[Problem description] Copy out the entries below in full and exactly.
-- Dataset records follows --
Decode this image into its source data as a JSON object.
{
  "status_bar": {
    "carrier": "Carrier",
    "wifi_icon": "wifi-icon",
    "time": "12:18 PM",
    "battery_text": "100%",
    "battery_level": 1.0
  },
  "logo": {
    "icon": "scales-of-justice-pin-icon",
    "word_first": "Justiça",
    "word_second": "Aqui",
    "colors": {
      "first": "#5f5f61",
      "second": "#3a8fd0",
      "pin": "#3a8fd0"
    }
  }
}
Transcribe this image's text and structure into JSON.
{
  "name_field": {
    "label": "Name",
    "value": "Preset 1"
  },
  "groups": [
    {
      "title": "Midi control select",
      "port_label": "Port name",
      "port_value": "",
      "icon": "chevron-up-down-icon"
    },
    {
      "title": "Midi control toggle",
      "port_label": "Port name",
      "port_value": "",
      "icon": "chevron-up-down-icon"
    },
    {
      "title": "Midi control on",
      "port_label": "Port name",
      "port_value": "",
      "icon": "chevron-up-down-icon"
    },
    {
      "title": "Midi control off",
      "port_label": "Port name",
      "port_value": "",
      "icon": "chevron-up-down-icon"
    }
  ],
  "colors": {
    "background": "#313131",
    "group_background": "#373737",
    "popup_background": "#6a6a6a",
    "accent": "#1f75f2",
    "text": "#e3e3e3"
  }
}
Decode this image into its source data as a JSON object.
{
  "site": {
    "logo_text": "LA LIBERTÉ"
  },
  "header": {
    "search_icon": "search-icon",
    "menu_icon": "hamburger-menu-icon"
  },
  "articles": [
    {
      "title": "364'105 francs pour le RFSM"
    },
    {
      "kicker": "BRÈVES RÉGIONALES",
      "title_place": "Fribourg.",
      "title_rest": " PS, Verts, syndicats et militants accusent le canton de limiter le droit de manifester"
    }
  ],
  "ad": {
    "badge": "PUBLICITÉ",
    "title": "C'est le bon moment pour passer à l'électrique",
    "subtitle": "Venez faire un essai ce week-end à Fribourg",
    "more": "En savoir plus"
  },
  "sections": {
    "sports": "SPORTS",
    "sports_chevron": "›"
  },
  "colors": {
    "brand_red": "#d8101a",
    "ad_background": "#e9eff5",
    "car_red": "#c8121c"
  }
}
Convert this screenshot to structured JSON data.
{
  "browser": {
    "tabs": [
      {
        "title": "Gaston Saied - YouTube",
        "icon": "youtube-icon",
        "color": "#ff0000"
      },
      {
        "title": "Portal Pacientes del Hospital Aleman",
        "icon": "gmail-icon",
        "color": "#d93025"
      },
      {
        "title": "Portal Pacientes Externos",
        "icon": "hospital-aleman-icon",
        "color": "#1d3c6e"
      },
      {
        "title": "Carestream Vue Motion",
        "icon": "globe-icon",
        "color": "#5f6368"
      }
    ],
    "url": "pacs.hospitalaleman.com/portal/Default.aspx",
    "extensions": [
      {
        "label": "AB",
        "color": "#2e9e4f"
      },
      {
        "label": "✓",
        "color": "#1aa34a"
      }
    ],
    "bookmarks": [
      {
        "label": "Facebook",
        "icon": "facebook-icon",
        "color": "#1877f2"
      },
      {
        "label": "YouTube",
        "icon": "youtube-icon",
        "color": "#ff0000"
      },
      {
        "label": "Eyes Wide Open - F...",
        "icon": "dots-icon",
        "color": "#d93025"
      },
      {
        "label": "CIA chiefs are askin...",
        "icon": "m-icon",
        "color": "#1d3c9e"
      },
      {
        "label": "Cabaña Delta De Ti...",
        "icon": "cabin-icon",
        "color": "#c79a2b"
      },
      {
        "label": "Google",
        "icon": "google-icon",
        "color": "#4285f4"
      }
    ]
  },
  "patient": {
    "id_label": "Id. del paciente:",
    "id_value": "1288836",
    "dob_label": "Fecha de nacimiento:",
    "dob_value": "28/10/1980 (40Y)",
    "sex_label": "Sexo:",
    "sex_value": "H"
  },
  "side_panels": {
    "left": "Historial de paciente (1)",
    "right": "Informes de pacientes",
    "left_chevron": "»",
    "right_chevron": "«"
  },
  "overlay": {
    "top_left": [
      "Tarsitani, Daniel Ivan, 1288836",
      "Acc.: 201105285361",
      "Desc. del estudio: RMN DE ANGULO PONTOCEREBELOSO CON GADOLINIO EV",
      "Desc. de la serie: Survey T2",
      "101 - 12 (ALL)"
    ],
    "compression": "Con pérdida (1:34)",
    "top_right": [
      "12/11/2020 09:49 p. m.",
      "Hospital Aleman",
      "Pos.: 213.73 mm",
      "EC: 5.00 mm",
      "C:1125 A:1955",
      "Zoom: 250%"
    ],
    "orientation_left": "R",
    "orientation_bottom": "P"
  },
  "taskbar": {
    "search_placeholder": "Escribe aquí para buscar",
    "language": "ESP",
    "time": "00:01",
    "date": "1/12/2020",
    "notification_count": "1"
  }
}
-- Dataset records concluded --
[Result of this exercise]
Decode this image into its source data as a JSON object.
{
  "status_bar": {
    "carrier": "Carrier",
    "wifi_icon": "wifi-icon",
    "time": "12:18 PM",
    "battery_text": "100%",
    "battery_level": 1.0
  },
  "logo": {
    "icon": "scales-of-justice-pin-icon",
    "word_first": "Justiça",
    "word_second": "Aqui",
    "colors": {
      "first": "#5f5f61",
      "second": "#3a8fd0",
      "pin": "#3a8fd0"
    }
  }
}
Transcribe this image's text and structure into JSON.
{
  "name_field": {
    "label": "Name",
    "value": "Preset 1"
  },
  "groups": [
    {
      "title": "Midi control select",
      "port_label": "Port name",
      "port_value": "",
      "icon": "chevron-up-down-icon"
    },
    {
      "title": "Midi control toggle",
      "port_label": "Port name",
      "port_value": "",
      "icon": "chevron-up-down-icon"
    },
    {
      "title": "Midi control on",
      "port_label": "Port name",
      "port_value": "",
      "icon": "chevron-up-down-icon"
    },
    {
      "title": "Midi control off",
      "port_label": "Port name",
      "port_value": "",
      "icon": "chevron-up-down-icon"
    }
  ],
  "colors": {
    "background": "#313131",
    "group_background": "#373737",
    "popup_background": "#6a6a6a",
    "accent": "#1f75f2",
    "text": "#e3e3e3"
  }
}
Decode this image into its source data as a JSON object.
{
  "site": {
    "logo_text": "LA LIBERTÉ"
  },
  "header": {
    "search_icon": "search-icon",
    "menu_icon": "hamburger-menu-icon"
  },
  "articles": [
    {
      "title": "364'105 francs pour le RFSM"
    },
    {
      "kicker": "BRÈVES RÉGIONALES",
      "title_place": "Fribourg.",
      "title_rest": " PS, Verts, syndicats et militants accusent le canton de limiter le droit de manifester"
    }
  ],
  "ad": {
    "badge": "PUBLICITÉ",
    "title": "C'est le bon moment pour passer à l'électrique",
    "subtitle": "Venez faire un essai ce week-end à Fribourg",
    "more": "En savoir plus"
  },
  "sections": {
    "sports": "SPORTS",
    "sports_chevron": "›"
  },
  "colors": {
    "brand_red": "#d8101a",
    "ad_background": "#e9eff5",
    "car_red": "#c8121c"
  }
}
Convert this screenshot to structured JSON data.
{
  "browser": {
    "tabs": [
      {
        "title": "Gaston Saied - YouTube",
        "icon": "youtube-icon",
        "color": "#ff0000"
      },
      {
        "title": "Portal Pacientes del Hospital Aleman",
        "icon": "gmail-icon",
        "color": "#d93025"
      },
      {
        "title": "Portal Pacientes Externos",
        "icon": "hospital-aleman-icon",
        "color": "#1d3c6e"
      },
      {
        "title": "Carestream Vue Motion",
        "icon": "globe-icon",
        "color": "#5f6368"
      }
    ],
    "url": "pacs.hospitalaleman.com/portal/Default.aspx",
    "extensions": [
      {
        "label": "AB",
        "color": "#2e9e4f"
      },
      {
        "label": "✓",
        "color": "#1aa34a"
      }
    ],
    "bookmarks": [
      {
        "label": "Facebook",
        "icon": "facebook-icon",
        "color": "#1877f2"
      },
      {
        "label": "YouTube",
        "icon": "youtube-icon",
        "color": "#ff0000"
      },
      {
        "label": "Eyes Wide Open - F...",
        "icon": "dots-icon",
        "color": "#d93025"
      },
      {
        "label": "CIA chiefs are askin...",
        "icon": "m-icon",
        "color": "#1d3c9e"
      },
      {
        "label": "Cabaña Delta De Ti...",
        "icon": "cabin-icon",
        "color": "#c79a2b"
      },
      {
        "label": "Google",
        "icon": "google-icon",
        "color": "#4285f4"
      }
    ]
  },
  "patient": {
    "id_label": "Id. del paciente:",
    "id_value": "1288836",
    "dob_label": "Fecha de nacimiento:",
    "dob_value": "28/10/1980 (40Y)",
    "sex_label": "Sexo:",
    "sex_value": "H"
  },
  "side_panels": {
    "left": "Historial de paciente (1)",
    "right": "Informes de pacientes",
    "left_chevron": "»",
    "right_chevron": "«"
  },
  "overlay": {
    "top_left": [
      "Tarsitani, Daniel Ivan, 1288836",
      "Acc.: 201105285361",
      "Desc. del estudio: RMN DE ANGULO PONTOCEREBELOSO CON GADOLINIO EV",
      "Desc. de la serie: Survey T2",
      "101 - 12 (ALL)"
    ],
    "compression": "Con pérdida (1:34)",
    "top_right": [
      "12/11/2020 09:49 p. m.",
      "Hospital Aleman",
      "Pos.: 213.73 mm",
      "EC: 5.00 mm",
      "C:1125 A:1955",
      "Zoom: 250%"
    ],
    "orientation_left": "R",
    "orientation_bottom": "P"
  },
  "taskbar": {
    "search_placeholder": "Escribe aquí para buscar",
    "language": "ESP",
    "time": "00:01",
    "date": "1/12/2020",
    "notification_count": "1"
  }
}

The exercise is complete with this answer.